[Work instruction] A word-for-word repetition of all the entries is required.

[Data in this exercise]
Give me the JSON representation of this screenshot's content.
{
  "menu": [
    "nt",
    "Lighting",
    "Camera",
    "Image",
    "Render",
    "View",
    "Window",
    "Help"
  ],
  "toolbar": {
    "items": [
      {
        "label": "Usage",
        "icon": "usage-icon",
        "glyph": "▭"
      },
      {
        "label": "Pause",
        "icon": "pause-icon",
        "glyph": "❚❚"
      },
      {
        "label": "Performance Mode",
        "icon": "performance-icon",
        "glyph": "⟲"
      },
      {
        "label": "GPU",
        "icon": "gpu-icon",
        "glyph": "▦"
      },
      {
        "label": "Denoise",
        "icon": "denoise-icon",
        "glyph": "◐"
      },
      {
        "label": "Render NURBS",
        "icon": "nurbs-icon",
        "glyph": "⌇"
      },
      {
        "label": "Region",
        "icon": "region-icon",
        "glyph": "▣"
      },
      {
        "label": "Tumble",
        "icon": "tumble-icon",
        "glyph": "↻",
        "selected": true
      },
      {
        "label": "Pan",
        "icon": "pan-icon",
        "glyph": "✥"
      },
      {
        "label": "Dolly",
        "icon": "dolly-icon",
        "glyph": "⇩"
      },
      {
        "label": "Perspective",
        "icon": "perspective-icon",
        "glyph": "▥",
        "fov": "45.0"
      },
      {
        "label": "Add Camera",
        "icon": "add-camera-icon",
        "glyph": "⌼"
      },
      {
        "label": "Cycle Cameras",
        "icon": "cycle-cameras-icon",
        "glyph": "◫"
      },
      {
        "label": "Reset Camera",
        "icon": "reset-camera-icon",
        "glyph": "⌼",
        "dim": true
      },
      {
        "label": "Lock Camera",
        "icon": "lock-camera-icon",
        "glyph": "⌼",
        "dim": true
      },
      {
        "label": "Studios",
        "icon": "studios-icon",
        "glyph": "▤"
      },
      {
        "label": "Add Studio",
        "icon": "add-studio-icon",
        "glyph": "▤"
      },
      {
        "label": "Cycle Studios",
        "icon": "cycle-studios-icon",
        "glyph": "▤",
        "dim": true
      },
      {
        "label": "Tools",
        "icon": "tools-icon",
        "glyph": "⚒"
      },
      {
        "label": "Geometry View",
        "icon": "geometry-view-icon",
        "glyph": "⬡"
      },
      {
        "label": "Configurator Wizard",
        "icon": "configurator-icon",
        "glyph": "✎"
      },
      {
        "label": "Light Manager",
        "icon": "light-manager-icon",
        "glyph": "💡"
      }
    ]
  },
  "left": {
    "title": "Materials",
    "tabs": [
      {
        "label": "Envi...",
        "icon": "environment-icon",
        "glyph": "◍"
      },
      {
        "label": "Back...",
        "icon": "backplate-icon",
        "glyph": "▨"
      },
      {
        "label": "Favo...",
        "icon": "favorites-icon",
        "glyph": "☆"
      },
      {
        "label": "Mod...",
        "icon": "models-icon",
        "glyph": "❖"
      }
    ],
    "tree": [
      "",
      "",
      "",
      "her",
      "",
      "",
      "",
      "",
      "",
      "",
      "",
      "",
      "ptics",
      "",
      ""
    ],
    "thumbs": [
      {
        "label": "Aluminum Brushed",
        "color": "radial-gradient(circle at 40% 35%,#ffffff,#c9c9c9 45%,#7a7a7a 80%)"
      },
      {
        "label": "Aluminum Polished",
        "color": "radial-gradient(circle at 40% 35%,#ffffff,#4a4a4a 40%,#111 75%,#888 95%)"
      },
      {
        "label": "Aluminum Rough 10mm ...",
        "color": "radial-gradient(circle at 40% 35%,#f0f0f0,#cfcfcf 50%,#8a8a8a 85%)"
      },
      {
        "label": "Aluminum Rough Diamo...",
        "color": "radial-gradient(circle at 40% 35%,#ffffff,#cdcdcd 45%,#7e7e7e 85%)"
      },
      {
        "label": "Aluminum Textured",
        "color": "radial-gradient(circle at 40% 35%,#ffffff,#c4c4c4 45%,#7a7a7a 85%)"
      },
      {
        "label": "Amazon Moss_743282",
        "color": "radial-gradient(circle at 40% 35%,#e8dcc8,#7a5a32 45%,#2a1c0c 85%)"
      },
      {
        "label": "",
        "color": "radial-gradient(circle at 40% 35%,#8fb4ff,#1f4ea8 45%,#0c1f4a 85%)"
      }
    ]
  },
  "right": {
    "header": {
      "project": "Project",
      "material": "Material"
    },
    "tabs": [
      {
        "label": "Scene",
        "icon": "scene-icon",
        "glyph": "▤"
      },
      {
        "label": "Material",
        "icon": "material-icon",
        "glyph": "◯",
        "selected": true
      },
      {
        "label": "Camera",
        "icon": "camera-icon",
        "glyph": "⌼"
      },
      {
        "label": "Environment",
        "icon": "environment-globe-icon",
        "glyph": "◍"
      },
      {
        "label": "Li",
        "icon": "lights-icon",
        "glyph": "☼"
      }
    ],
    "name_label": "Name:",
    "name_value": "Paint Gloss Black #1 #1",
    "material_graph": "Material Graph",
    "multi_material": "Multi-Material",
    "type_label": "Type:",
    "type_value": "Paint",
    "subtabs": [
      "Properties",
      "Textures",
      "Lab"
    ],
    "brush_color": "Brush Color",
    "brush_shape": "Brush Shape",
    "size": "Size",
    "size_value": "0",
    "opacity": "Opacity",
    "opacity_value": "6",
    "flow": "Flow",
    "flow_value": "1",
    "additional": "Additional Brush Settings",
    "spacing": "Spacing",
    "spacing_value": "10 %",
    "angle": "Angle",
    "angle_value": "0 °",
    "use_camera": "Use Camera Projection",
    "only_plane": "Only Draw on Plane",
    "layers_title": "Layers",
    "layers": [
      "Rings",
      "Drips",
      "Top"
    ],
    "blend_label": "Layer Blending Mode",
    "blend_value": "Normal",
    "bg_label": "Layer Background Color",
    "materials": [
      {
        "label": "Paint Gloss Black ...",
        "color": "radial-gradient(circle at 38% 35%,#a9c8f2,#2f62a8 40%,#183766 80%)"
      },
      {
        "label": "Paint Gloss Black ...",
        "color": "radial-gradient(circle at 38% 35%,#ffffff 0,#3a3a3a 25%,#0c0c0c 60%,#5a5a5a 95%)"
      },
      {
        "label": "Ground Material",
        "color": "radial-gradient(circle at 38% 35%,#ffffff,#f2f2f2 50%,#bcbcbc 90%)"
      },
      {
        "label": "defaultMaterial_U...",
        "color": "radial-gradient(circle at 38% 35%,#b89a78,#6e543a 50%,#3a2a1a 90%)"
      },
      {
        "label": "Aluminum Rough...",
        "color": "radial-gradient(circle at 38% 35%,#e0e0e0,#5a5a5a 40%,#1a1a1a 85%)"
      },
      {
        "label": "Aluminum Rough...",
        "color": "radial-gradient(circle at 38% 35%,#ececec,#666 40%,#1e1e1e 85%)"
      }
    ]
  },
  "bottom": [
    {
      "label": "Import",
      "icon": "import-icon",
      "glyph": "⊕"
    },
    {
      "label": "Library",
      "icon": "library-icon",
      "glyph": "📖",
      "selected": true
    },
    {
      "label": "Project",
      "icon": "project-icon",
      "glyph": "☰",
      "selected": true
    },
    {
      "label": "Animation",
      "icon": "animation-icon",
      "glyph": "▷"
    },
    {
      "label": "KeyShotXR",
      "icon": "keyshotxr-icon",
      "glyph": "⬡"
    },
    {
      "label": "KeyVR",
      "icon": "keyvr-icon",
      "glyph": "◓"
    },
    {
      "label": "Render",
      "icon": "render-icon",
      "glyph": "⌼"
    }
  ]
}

[Output for this exercise]
Give me the JSON representation of this screenshot's content.
{
  "menu": [
    "nt",
    "Lighting",
    "Camera",
    "Image",
    "Render",
    "View",
    "Window",
    "Help"
  ],
  "toolbar": {
    "items": [
      {
        "label": "Usage",
        "icon": "usage-icon",
        "glyph": "▭"
      },
      {
        "label": "Pause",
        "icon": "pause-icon",
        "glyph": "❚❚"
      },
      {
        "label": "Performance Mode",
        "icon": "performance-icon",
        "glyph": "⟲"
      },
      {
        "label": "GPU",
        "icon": "gpu-icon",
        "glyph": "▦"
      },
      {
        "label": "Denoise",
        "icon": "denoise-icon",
        "glyph": "◐"
      },
      {
        "label": "Render NURBS",
        "icon": "nurbs-icon",
        "glyph": "⌇"
      },
      {
        "label": "Region",
        "icon": "region-icon",
        "glyph": "▣"
      },
      {
        "label": "Tumble",
        "icon": "tumble-icon",
        "glyph": "↻",
        "selected": true
      },
      {
        "label": "Pan",
        "icon": "pan-icon",
        "glyph": "✥"
      },
      {
        "label": "Dolly",
        "icon": "dolly-icon",
        "glyph": "⇩"
      },
      {
        "label": "Perspective",
        "icon": "perspective-icon",
        "glyph": "▥",
        "fov": "45.0"
      },
      {
        "label": "Add Camera",
        "icon": "add-camera-icon",
        "glyph": "⌼"
      },
      {
        "label": "Cycle Cameras",
        "icon": "cycle-cameras-icon",
        "glyph": "◫"
      },
      {
        "label": "Reset Camera",
        "icon": "reset-camera-icon",
        "glyph": "⌼",
        "dim": true
      },
      {
        "label": "Lock Camera",
        "icon": "lock-camera-icon",
        "glyph": "⌼",
        "dim": true
      },
      {
        "label": "Studios",
        "icon": "studios-icon",
        "glyph": "▤"
      },
      {
        "label": "Add Studio",
        "icon": "add-studio-icon",
        "glyph": "▤"
      },
      {
        "label": "Cycle Studios",
        "icon": "cycle-studios-icon",
        "glyph": "▤",
        "dim": true
      },
      {
        "label": "Tools",
        "icon": "tools-icon",
        "glyph": "⚒"
      },
      {
        "label": "Geometry View",
        "icon": "geometry-view-icon",
        "glyph": "⬡"
      },
      {
        "label": "Configurator Wizard",
        "icon": "configurator-icon",
        "glyph": "✎"
      },
      {
        "label": "Light Manager",
        "icon": "light-manager-icon",
        "glyph": "💡"
      }
    ]
  },
  "left": {
    "title": "Materials",
    "tabs": [
      {
        "label": "Envi...",
        "icon": "environment-icon",
        "glyph": "◍"
      },
      {
        "label": "Back...",
        "icon": "backplate-icon",
        "glyph": "▨"
      },
      {
        "label": "Favo...",
        "icon": "favorites-icon",
        "glyph": "☆"
      },
      {
        "label": "Mod...",
        "icon": "models-icon",
        "glyph": "❖"
      }
    ],
    "tree": [
      "",
      "",
      "",
      "her",
      "",
      "",
      "",
      "",
      "",
      "",
      "",
      "",
      "ptics",
      "",
      ""
    ],
    "thumbs": [
      {
        "label": "Aluminum Brushed",
        "color": "radial-gradient(circle at 40% 35%,#ffffff,#c9c9c9 45%,#7a7a7a 80%)"
      },
      {
        "label": "Aluminum Polished",
        "color": "radial-gradient(circle at 40% 35%,#ffffff,#4a4a4a 40%,#111 75%,#888 95%)"
      },
      {
        "label": "Aluminum Rough 10mm ...",
        "color": "radial-gradient(circle at 40% 35%,#f0f0f0,#cfcfcf 50%,#8a8a8a 85%)"
      },
      {
        "label": "Aluminum Rough Diamo...",
        "color": "radial-gradient(circle at 40% 35%,#ffffff,#cdcdcd 45%,#7e7e7e 85%)"
      },
      {
        "label": "Aluminum Textured",
        "color": "radial-gradient(circle at 40% 35%,#ffffff,#c4c4c4 45%,#7a7a7a 85%)"
      },
      {
        "label": "Amazon Moss_743282",
        "color": "radial-gradient(circle at 40% 35%,#e8dcc8,#7a5a32 45%,#2a1c0c 85%)"
      },
      {
        "label": "",
        "color": "radial-gradient(circle at 40% 35%,#8fb4ff,#1f4ea8 45%,#0c1f4a 85%)"
      }
    ]
  },
  "right": {
    "header": {
      "project": "Project",
      "material": "Material"
    },
    "tabs": [
      {
        "label": "Scene",
        "icon": "scene-icon",
        "glyph": "▤"
      },
      {
        "label": "Material",
        "icon": "material-icon",
        "glyph": "◯",
        "selected": true
      },
      {
        "label": "Camera",
        "icon": "camera-icon",
        "glyph": "⌼"
      },
      {
        "label": "Environment",
        "icon": "environment-globe-icon",
        "glyph": "◍"
      },
      {
        "label": "Li",
        "icon": "lights-icon",
        "glyph": "☼"
      }
    ],
    "name_label": "Name:",
    "name_value": "Paint Gloss Black #1 #1",
    "material_graph": "Material Graph",
    "multi_material": "Multi-Material",
    "type_label": "Type:",
    "type_value": "Paint",
    "subtabs": [
      "Properties",
      "Textures",
      "Lab"
    ],
    "brush_color": "Brush Color",
    "brush_shape": "Brush Shape",
    "size": "Size",
    "size_value": "0",
    "opacity": "Opacity",
    "opacity_value": "6",
    "flow": "Flow",
    "flow_value": "1",
    "additional": "Additional Brush Settings",
    "spacing": "Spacing",
    "spacing_value": "10 %",
    "angle": "Angle",
    "angle_value": "0 °",
    "use_camera": "Use Camera Projection",
    "only_plane": "Only Draw on Plane",
    "layers_title": "Layers",
    "layers": [
      "Rings",
      "Drips",
      "Top"
    ],
    "blend_label": "Layer Blending Mode",
    "blend_value": "Normal",
    "bg_label": "Layer Background Color",
    "materials": [
      {
        "label": "Paint Gloss Black ...",
        "color": "radial-gradient(circle at 38% 35%,#a9c8f2,#2f62a8 40%,#183766 80%)"
      },
      {
        "label": "Paint Gloss Black ...",
        "color": "radial-gradient(circle at 38% 35%,#ffffff 0,#3a3a3a 25%,#0c0c0c 60%,#5a5a5a 95%)"
      },
      {
        "label": "Ground Material",
        "color": "radial-gradient(circle at 38% 35%,#ffffff,#f2f2f2 50%,#bcbcbc 90%)"
      },
      {
        "label": "defaultMaterial_U...",
        "color": "radial-gradient(circle at 38% 35%,#b89a78,#6e543a 50%,#3a2a1a 90%)"
      },
      {
        "label": "Aluminum Rough...",
        "color": "radial-gradient(circle at 38% 35%,#e0e0e0,#5a5a5a 40%,#1a1a1a 85%)"
      },
      {
        "label": "Aluminum Rough...",
        "color": "radial-gradient(circle at 38% 35%,#ececec,#666 40%,#1e1e1e 85%)"
      }
    ]
  },
  "bottom": [
    {
      "label": "Import",
      "icon": "import-icon",
      "glyph": "⊕"
    },
    {
      "label": "Library",
      "icon": "library-icon",
      "glyph": "📖",
      "selected": true
    },
    {
      "label": "Project",
      "icon": "project-icon",
      "glyph": "☰",
      "selected": true
    },
    {
      "label": "Animation",
      "icon": "animation-icon",
      "glyph": "▷"
    },
    {
      "label": "KeyShotXR",
      "icon": "keyshotxr-icon",
      "glyph": "⬡"
    },
    {
      "label": "KeyVR",
      "icon": "keyvr-icon",
      "glyph": "◓"
    },
    {
      "label": "Render",
      "icon": "render-icon",
      "glyph": "⌼"
    }
  ]
}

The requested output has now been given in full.